## Exercise aim
Keep only the lines of the listing that include the word "Àrchi", and copy them.

## Record excerpts

'''

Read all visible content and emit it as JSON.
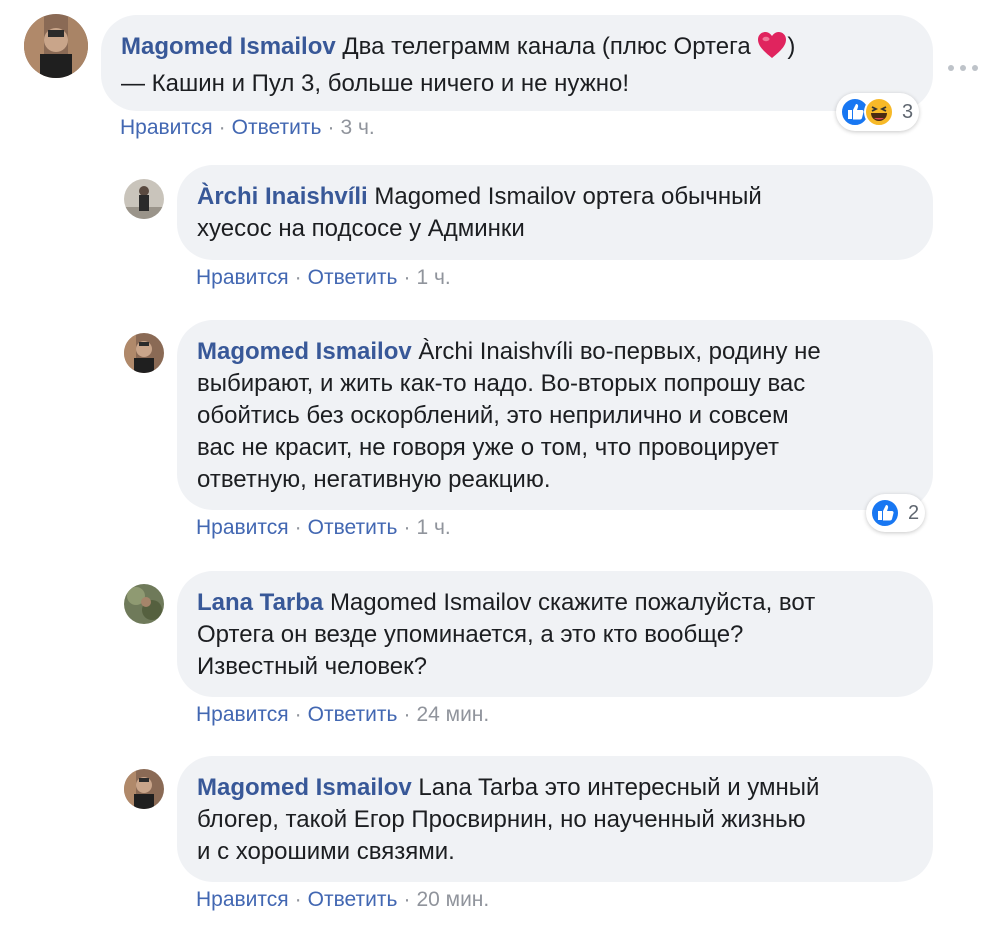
{
  "actions": {
    "like_label": "Нравится",
    "reply_label": "Ответить",
    "separator": "·"
  },
  "comments": [
    {
      "author": "Magomed Ismailov",
      "text_before_emoji": "Два телеграмм канала (плюс Ортега",
      "emoji": "heart-icon",
      "text_after_emoji": ")",
      "line2": "— Кашин и Пул 3, больше ничего и не нужно!",
      "time": "3 ч.",
      "reactions": {
        "icons": [
          "like-icon",
          "haha-icon"
        ],
        "count": "3"
      }
    },
    {
      "author": "Àrchi Inaishvíli",
      "mention": "Magomed Ismailov",
      "line1_rest": "ортега обычный",
      "line2": "хуесос на подсосе у Админки",
      "time": "1 ч."
    },
    {
      "author": "Magomed Ismailov",
      "mention": "Àrchi Inaishvíli",
      "line1_rest": "во-первых, родину не",
      "line2": "выбирают, и жить как-то надо. Во-вторых попрошу вас",
      "line3": "обойтись без оскорблений, это неприлично и совсем",
      "line4": "вас не красит, не говоря уже о том, что провоцирует",
      "line5": "ответную, негативную реакцию.",
      "time": "1 ч.",
      "reactions": {
        "icons": [
          "like-icon"
        ],
        "count": "2"
      }
    },
    {
      "author": "Lana Tarba",
      "mention": "Magomed Ismailov",
      "line1_rest": "скажите пожалуйста, вот",
      "line2": "Ортега он везде упоминается, а это кто вообще?",
      "line3": "Известный человек?",
      "time": "24 мин."
    },
    {
      "author": "Magomed Ismailov",
      "mention": "Lana Tarba",
      "line1_rest": "это интересный и умный",
      "line2": "блогер, такой Егор Просвирнин, но наученный жизнью",
      "line3": "и с хорошими связями.",
      "time": "20 мин."
    }
  ],
  "colors": {
    "author": "#385898",
    "link": "#4267b2",
    "bubble": "#f0f2f5",
    "meta": "#90949c",
    "like_blue": "#1877f2",
    "heart_red": "#e0245e"
  }
}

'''

## Response to this exercise
      "author": "Àrchi Inaishvíli",
      "mention": "Àrchi Inaishvíli",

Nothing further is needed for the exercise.